The struggle of the class

The struggle of the class

I stayed up the People’s History Museum after the meeting and had a quick wander round the standing exhibition. Since it’s a museum of the working class, it’s stronger on the period after the industrial revolution and focuses on the coming of the franchise, the foundation of the trade unions and the Labour Party and the suffragettes. I did however stop at their exhibitions on Thomas Paine and even earlier the Levellers. It opens with two panels on corruption of power and the secret societies which were the precursors of the trade unions, both of which are becoming more accurate by the day.

Keep your vote

Keep your vote

At the beginning of the summer, I got a letter saying that I was to be kept on the electoral register, and yet over the weekend I received a letter addressed to the occupier, demanding to know, who lived there so they could write and ask all residents to register to vote. Previously, registration was done once for the whole household, now it must be done each and every voter on their own behalf. If the letter is not returned or if filled in untruthfully the residents are threatened with a £1,000 – £5,000 fine. If we fill in the form, or it is filled in on pur behalf we will be invited to fill in another form, or use an online form. The online form, asks all sorts of impertinent questions including and this is a new one, my NI number. (I thought we’d voted not to have a national ID card.) You should note, it’s a central government site, and while it uses https, to stop others seeing what you’re doing, it means that the Government now has a list of all people who apply to vote online. That’s also new.

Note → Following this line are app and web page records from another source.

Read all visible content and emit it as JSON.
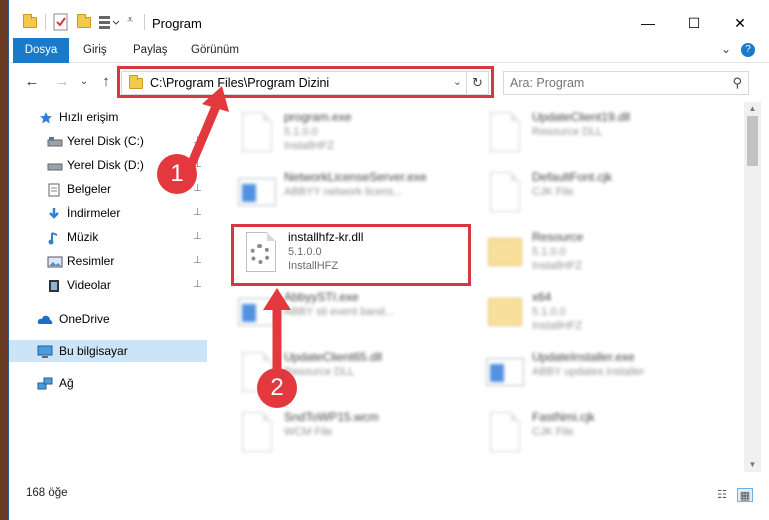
{
  "window": {
    "title": "Program",
    "minimize": "—",
    "maximize": "☐",
    "close": "✕"
  },
  "ribbon": {
    "tabs": [
      "Dosya",
      "Giriş",
      "Paylaş",
      "Görünüm"
    ],
    "expand": "⌄",
    "help": "?"
  },
  "nav": {
    "back": "←",
    "forward": "→",
    "recent": "⌄",
    "up": "↑",
    "address": "C:\\Program Files\\Program Dizini",
    "address_dropdown": "⌄",
    "refresh": "↻",
    "search_placeholder": "Ara: Program",
    "search_icon_glyph": "⚲"
  },
  "sidebar": {
    "items": [
      {
        "label": "Hızlı erişim",
        "icon": "star-icon",
        "pinned": false
      },
      {
        "label": "Yerel Disk (C:)",
        "icon": "drive-icon",
        "pinned": true
      },
      {
        "label": "Yerel Disk (D:)",
        "icon": "drive-icon",
        "pinned": true
      },
      {
        "label": "Belgeler",
        "icon": "documents-icon",
        "pinned": true
      },
      {
        "label": "İndirmeler",
        "icon": "download-icon",
        "pinned": true
      },
      {
        "label": "Müzik",
        "icon": "music-icon",
        "pinned": true
      },
      {
        "label": "Resimler",
        "icon": "pictures-icon",
        "pinned": true
      },
      {
        "label": "Videolar",
        "icon": "videos-icon",
        "pinned": true
      },
      {
        "label": "OneDrive",
        "icon": "cloud-icon",
        "pinned": false
      },
      {
        "label": "Bu bilgisayar",
        "icon": "computer-icon",
        "pinned": false,
        "selected": true
      },
      {
        "label": "Ağ",
        "icon": "network-icon",
        "pinned": false
      }
    ],
    "pin_glyph": "📌"
  },
  "files": [
    {
      "name": "program.exe",
      "sub1": "5.1.0.0",
      "sub2": "InstallHFZ",
      "icon": "exe-icon",
      "blurred": true
    },
    {
      "name": "UpdateClient19.dll",
      "sub1": "Resource DLL",
      "sub2": "",
      "icon": "dll-icon",
      "blurred": true
    },
    {
      "name": "NetworkLicenseServer.exe",
      "sub1": "ABBYY network licens...",
      "sub2": "",
      "icon": "app-icon",
      "blurred": true
    },
    {
      "name": "DefaultFont.cjk",
      "sub1": "CJK File",
      "sub2": "",
      "icon": "file-icon",
      "blurred": true
    },
    {
      "name": "installhfz-kr.dll",
      "sub1": "5.1.0.0",
      "sub2": "InstallHFZ",
      "icon": "dll-icon",
      "blurred": false
    },
    {
      "name": "Resource",
      "sub1": "5.1.0.0",
      "sub2": "InstallHFZ",
      "icon": "folder-icon",
      "blurred": true
    },
    {
      "name": "AbbyySTI.exe",
      "sub1": "ABBY sti event band...",
      "sub2": "",
      "icon": "app-icon",
      "blurred": true
    },
    {
      "name": "x64",
      "sub1": "5.1.0.0",
      "sub2": "InstallHFZ",
      "icon": "folder-icon",
      "blurred": true
    },
    {
      "name": "UpdateClient65.dll",
      "sub1": "Resource DLL",
      "sub2": "",
      "icon": "dll-icon",
      "blurred": true
    },
    {
      "name": "UpdateInstaller.exe",
      "sub1": "ABBY updates installer",
      "sub2": "",
      "icon": "app-icon",
      "blurred": true
    },
    {
      "name": "SndToWP15.wcm",
      "sub1": "WCM File",
      "sub2": "",
      "icon": "file-icon",
      "blurred": true
    },
    {
      "name": "FastNmi.cjk",
      "sub1": "CJK File",
      "sub2": "",
      "icon": "file-icon",
      "blurred": true
    }
  ],
  "status": {
    "count": "168 öğe",
    "details_view_glyph": "☷",
    "tiles_view_glyph": "▦"
  },
  "annotations": {
    "badge1": "1",
    "badge2": "2"
  },
  "colors": {
    "accent": "#1979ca",
    "highlight": "#d9373f",
    "selected": "#cce4f7"
  }
}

Voting by Mobile Phone

Voting by Mobile Phone

Polly Toynbee in the Guardian today bemoans the low turn out and the perceived ‘rotten borough’ nature of Britain’s parliamentary democracy. Among her arguments she suggests voting should be made easier by allowing people to use their mobile phones.

I have commented; because identifying oneself to government, counting elections and guaranteeing the secrecy of the ballot are the last things we should hand over to proprietary, closed software. Digital activists have come to the conclusion that even counting election results by scanned paper ballots is undesirable and where it is done in this country, a sample based manual verification is undertaken. I presented the argument that the regulator’s code must be open to the @labourdigital Top of the Manifestos event.

What do London’s MEP candidates think about digital?

What do London’s MEP candidates think about digital?

Yesterday the Open Rights Group held its final European Parliament hustings at Shoreditch Village Hall in Hoxton, London. It’s been a while since I visited and it’s certainly cleaned up well. It was great to be there. On the way in, I met Claude Moraes, Labour’s spokesman who told me that the Tories non-attendance was deliberate policy. I don’t know if it’s shame at their behaviour on the lobbying around the data protection directive or fear of a digitally educated audience. The meeting was moderated by Glyn Moody, who led the meeting through the issues of privacy, surveillance, whistle blowing, net neutrality, lobbying and copyright reform. The Tories absence meant that representatives from Labour, the LibDems, both represented by incumbents Claude Moraes and Sarah Ludford,the Greens (Danny Bates) and UKIP (Paul Oakley) who were not, were present.